For example, some artisans give finishing touches with granadillo beads that come from a tree. Its wood is hard and reddish in color. Many call it coyote or Macacauba. Also, materials like chochos, tagua and seeds in general frequently become excellent additions to the ornaments.
Cotton is a fiber Latin American tribes started cultivating and using 5,000 years ago. These fibers’ cultivation was widespread in North America, the Caribbean and South America.
Knowing this, it is not surprising to find many handmade cotton ornaments. What is different in these ornaments is the delicate work of the artisans. In many occasions, they use pigments or treat the fibers themselves by hand to give the ornaments a unique appeal.
Interwoven fabrics with colorful patterns that reflect indigenous designs, hand painted rose cheeks or hand made dresses are some of the elements you can find in Hispanic cotton ornaments that you probably won’t find in other types of ornaments in the same price range.
Andean ornaments reflect the colors and traditions of the geographical area. Anyone who knows a bit about the Andes can think of the greenery of the mountains, the lakes, the llamas, the musical instruments like quenas and Charangos and the fabrics that show stripes and geometrical patterns.
That is exactly what Andean ornaments bring, a strong piece of Latino culture mixed with religious influence to render very particular designs.
You won’t see much silver or gold in these Hispanic Christmas ornaments, instead, you will encounter bold blues, reds, yellows and greens along earth tones on the clothes of the small figures.
Christmas carolers dressed in typical Andean attires, brown indigenous faces, bells made of clay instead of gold, straw angels, wicker snowflakes, and cultural elements embedded in each piece, is what makes these ornaments culturally rich.
Pine Needle Ornaments
Many tribes in Latin America use pine needles not only to create Christmas ornaments but also to make baskets, bags, containers, bracelets and even jewelry. Hispanic artisans are particularly skilled using pine needles. Those who work with pine needles come from a weaving family tradition, and pass down this tradition to their heirs.
The best Hispanic ornaments that use these materials frequently depict small baskets, bags or Christmas figures designed with Latin American culture touches through color or imagery.
How Are the Typical Latin Ornaments?
It is hard to say. It depends on the shape and the materials our artisans use to make the little works of art. What is interesting is how you can associate some Hispanic Christmas ornaments to a certain country, depending on the material and the shape of the figures.
In recent years many travelers, especially eco travelers, are eager to bring tribal ornaments from Latin American countries. This desire stems from people wanting to enjoy, preserve and protect cultures.
Why is that? Because folk art is a direct expression of a culture’s belief system and traditions. For some of our Latin American countries, art creating and specially ceramic work, wood carving and natural fiber crafts, is simply a way of life.
In the majority of countries, Christmas ornaments reflect strong indigenous traditions that were mixed with Christian imposed beliefs at the time of the conquest.

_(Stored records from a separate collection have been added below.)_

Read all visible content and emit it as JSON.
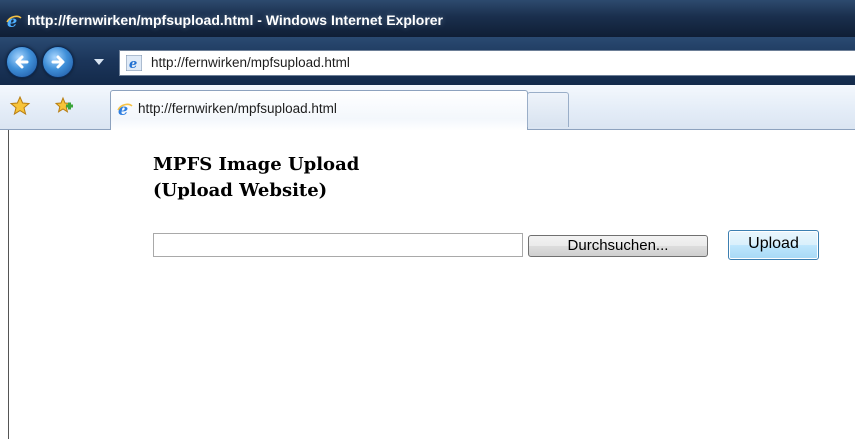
{
  "window": {
    "title": "http://fernwirken/mpfsupload.html - Windows Internet Explorer",
    "icon": "ie-icon"
  },
  "navigation": {
    "back_icon": "back-arrow-icon",
    "forward_icon": "forward-arrow-icon",
    "address": "http://fernwirken/mpfsupload.html"
  },
  "tabs": {
    "favorites_icon": "favorites-star-icon",
    "add_favorite_icon": "add-favorite-icon",
    "active_tab_label": "http://fernwirken/mpfsupload.html"
  },
  "page": {
    "heading_line1": "MPFS Image Upload",
    "heading_line2": "(Upload Website)",
    "file_input_value": "",
    "browse_label": "Durchsuchen...",
    "upload_label": "Upload"
  },
  "colors": {
    "titlebar": "#1a2f4d",
    "accent": "#3c7fb1"
  }
}
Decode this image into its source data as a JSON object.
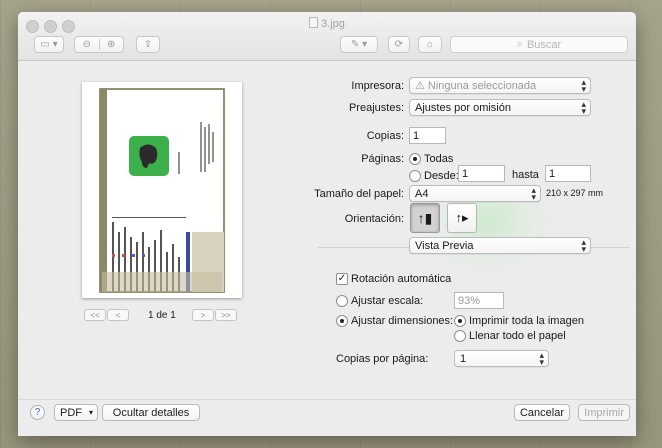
{
  "window": {
    "title": "3.jpg"
  },
  "toolbar": {
    "search_placeholder": "Buscar",
    "sidebar_icon": "sidebar-icon",
    "zoom_out_icon": "zoom-out-icon",
    "zoom_in_icon": "zoom-in-icon",
    "share_icon": "share-icon",
    "markup_icon": "pen-icon",
    "rotate_icon": "rotate-icon",
    "toolbox_icon": "toolbox-icon"
  },
  "print": {
    "printer_label": "Impresora:",
    "printer_value": "⚠ Ninguna seleccionada",
    "presets_label": "Preajustes:",
    "presets_value": "Ajustes por omisión",
    "copies_label": "Copias:",
    "copies_value": "1",
    "pages_label": "Páginas:",
    "pages_all": "Todas",
    "pages_from": "Desde:",
    "pages_from_value": "1",
    "pages_to": "hasta",
    "pages_to_value": "1",
    "paper_label": "Tamaño del papel:",
    "paper_value": "A4",
    "paper_dims": "210 x 297 mm",
    "orientation_label": "Orientación:",
    "section_value": "Vista Previa",
    "auto_rotate": "Rotación automática",
    "scale_label": "Ajustar escala:",
    "scale_value": "93%",
    "fit_label": "Ajustar dimensiones:",
    "fit_print_all": "Imprimir toda la imagen",
    "fit_fill": "Llenar todo el papel",
    "copies_per_page_label": "Copias por página:",
    "copies_per_page_value": "1"
  },
  "preview_nav": {
    "first": "<<",
    "prev": "<",
    "page": "1 de 1",
    "next": ">",
    "last": ">>"
  },
  "footer": {
    "help": "?",
    "pdf": "PDF",
    "hide_details": "Ocultar detalles",
    "cancel": "Cancelar",
    "print": "Imprimir"
  }
}
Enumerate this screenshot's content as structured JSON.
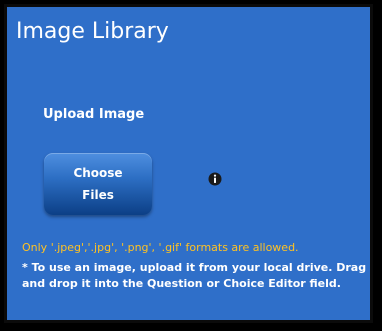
{
  "panel": {
    "title": "Image Library",
    "upload_label": "Upload Image",
    "choose_button_label": "Choose Files",
    "info_icon": "info-icon",
    "formats_note": "Only '.jpeg','.jpg', '.png', '.gif' formats are allowed.",
    "instructions": "* To use an image, upload it from your local drive. Drag and drop it into the Question or Choice Editor field."
  },
  "colors": {
    "panel_bg": "#2f6fc9",
    "button_top": "#4f8fe0",
    "button_bottom": "#0c3f86",
    "formats_text": "#ffc223",
    "text": "#ffffff"
  }
}
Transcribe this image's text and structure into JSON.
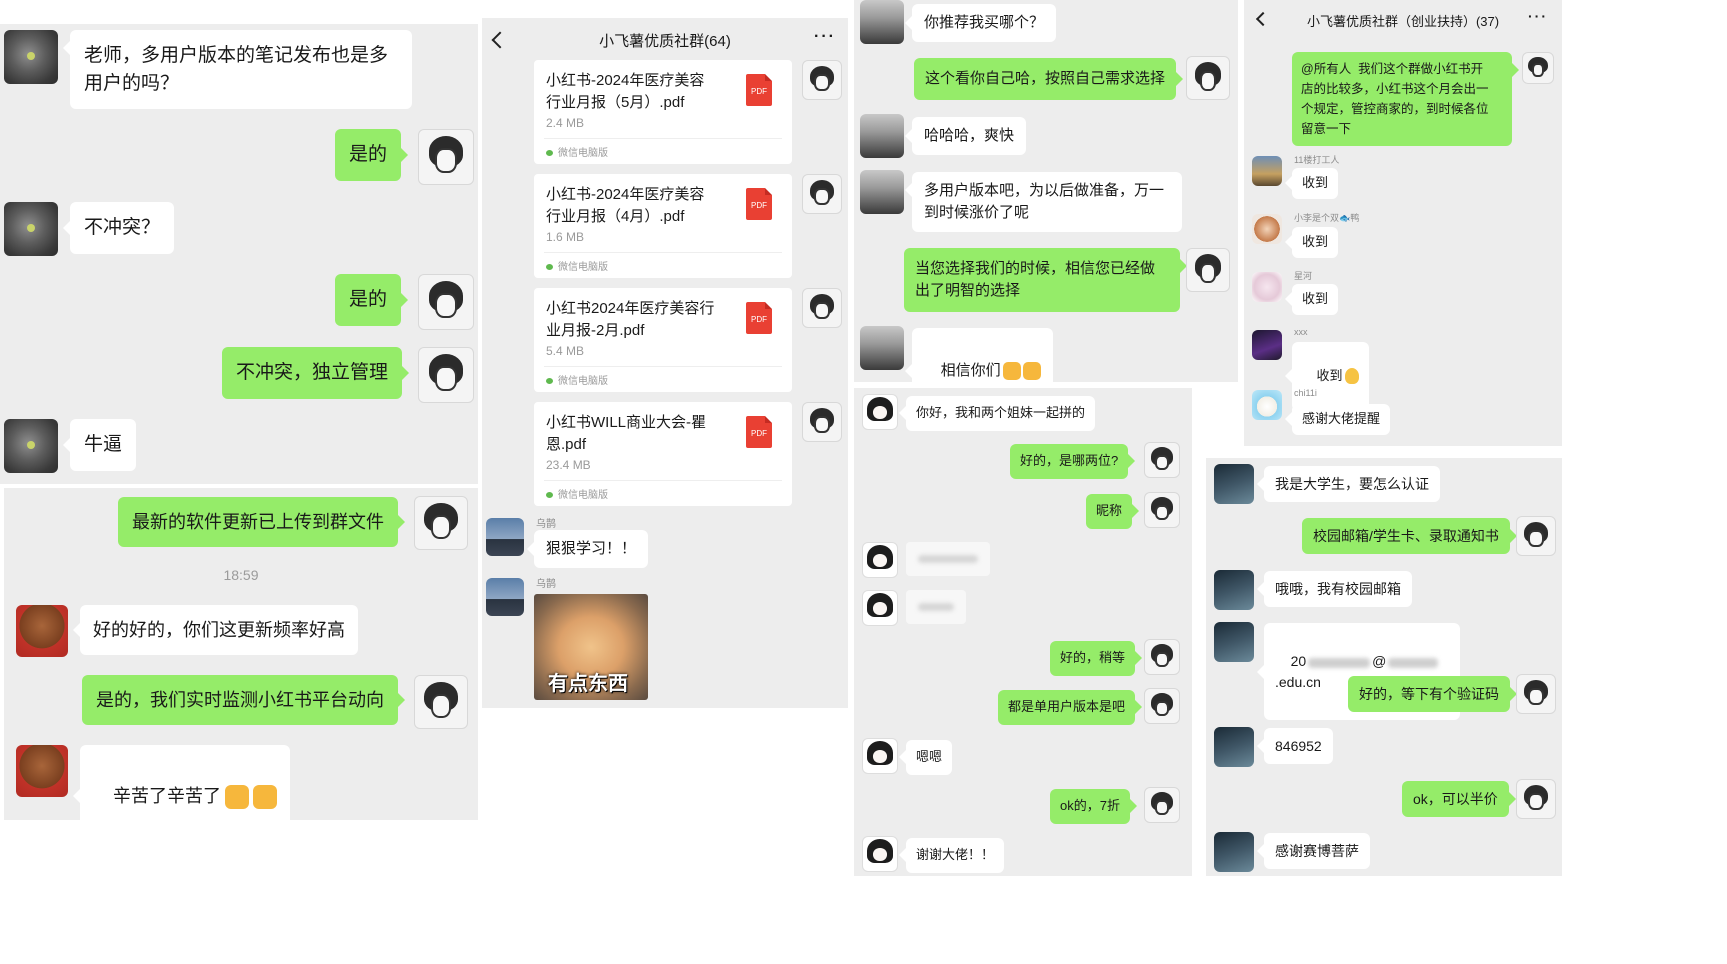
{
  "panel1": {
    "messages": [
      {
        "text": "老师，多用户版本的笔记发布也是多\n用户的吗？"
      },
      {
        "text": "是的"
      },
      {
        "text": "不冲突？"
      },
      {
        "text": "是的"
      },
      {
        "text": "不冲突，独立管理"
      },
      {
        "text": "牛逼"
      },
      {
        "text": "最新的软件更新已上传到群文件"
      },
      {
        "text": "好的好的，你们这更新频率好高"
      },
      {
        "text": "是的，我们实时监测小红书平台动向"
      },
      {
        "text": "辛苦了辛苦了"
      }
    ],
    "time": "18:59"
  },
  "panel2": {
    "title": "小飞薯优质社群(64)",
    "more": "···",
    "files": [
      {
        "name": "小红书-2024年医疗美容\n行业月报（5月）.pdf",
        "size": "2.4 MB",
        "source": "微信电脑版",
        "badge": "PDF"
      },
      {
        "name": "小红书-2024年医疗美容\n行业月报（4月）.pdf",
        "size": "1.6 MB",
        "source": "微信电脑版",
        "badge": "PDF"
      },
      {
        "name": "小红书2024年医疗美容行\n业月报-2月.pdf",
        "size": "5.4 MB",
        "source": "微信电脑版",
        "badge": "PDF"
      },
      {
        "name": "小红书WILL商业大会-瞿\n恩.pdf",
        "size": "23.4 MB",
        "source": "微信电脑版",
        "badge": "PDF"
      }
    ],
    "sender1": "乌鹊",
    "msg1": "狠狠学习！！",
    "sender2": "乌鹊",
    "image_caption": "有点东西"
  },
  "panel3": {
    "messages": [
      {
        "text": "你推荐我买哪个？"
      },
      {
        "text": "这个看你自己哈，按照自己需求选择"
      },
      {
        "text": "哈哈哈，爽快"
      },
      {
        "text": "多用户版本吧，为以后做准备，万一\n到时候涨价了呢"
      },
      {
        "text": "当您选择我们的时候，相信您已经做\n出了明智的选择"
      },
      {
        "text": "相信你们"
      }
    ]
  },
  "panel4": {
    "messages": [
      {
        "text": "你好，我和两个姐妹一起拼的"
      },
      {
        "text": "好的，是哪两位?"
      },
      {
        "text": "昵称"
      },
      {
        "text": "好的，稍等"
      },
      {
        "text": "都是单用户版本是吧"
      },
      {
        "text": "嗯嗯"
      },
      {
        "text": "ok的，7折"
      },
      {
        "text": "谢谢大佬！！"
      }
    ]
  },
  "panel5": {
    "title": "小飞薯优质社群（创业扶持）(37)",
    "more": "···",
    "announcement": "@所有人  我们这个群做小红书开\n店的比较多，小红书这个月会出一\n个规定，管控商家的，到时候各位\n留意一下",
    "replies": [
      {
        "sender": "11楼打工人",
        "text": "收到"
      },
      {
        "sender": "小李是个双🐟鸭",
        "text": "收到"
      },
      {
        "sender": "星河",
        "text": "收到"
      },
      {
        "sender": "xxx",
        "text": "收到"
      },
      {
        "sender": "chi11i",
        "text": "感谢大佬提醒"
      }
    ]
  },
  "panel6": {
    "messages": [
      {
        "text": "我是大学生，要怎么认证"
      },
      {
        "text": "校园邮箱/学生卡、录取通知书"
      },
      {
        "text": "哦哦，我有校园邮箱"
      },
      {
        "email_prefix": "20",
        "email_at": "@",
        "email_suffix": ".edu.cn"
      },
      {
        "text": "好的，等下有个验证码"
      },
      {
        "text": "846952"
      },
      {
        "text": "ok，可以半价"
      },
      {
        "text": "感谢赛博菩萨"
      }
    ]
  }
}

Latin artisans use clay, wood, gourd and natural fibers like bark, agave, pine needles, alpaca, yute, and cotton to make detailed decorations at incredibly affordable prices when you consider they are not machine made.
Colors are spectacularly bright. Reds, blues, yellows, and strong earth tones are common. Shapes tend to follow geometrical lines, like those inspired on the Inca, Maya, and other tribes in Mesoamerica. They also use Catholic images on traditional indigenous characters, giving these Hispanic Christmas ornaments their personality.
No matter which material you prefer for your ornaments, when you purchase an authentic Hispanic Christmas ornament you are not only enjoying a creative work of art, but also you are bringing into your home a piece of Latin culture for your children to embrace.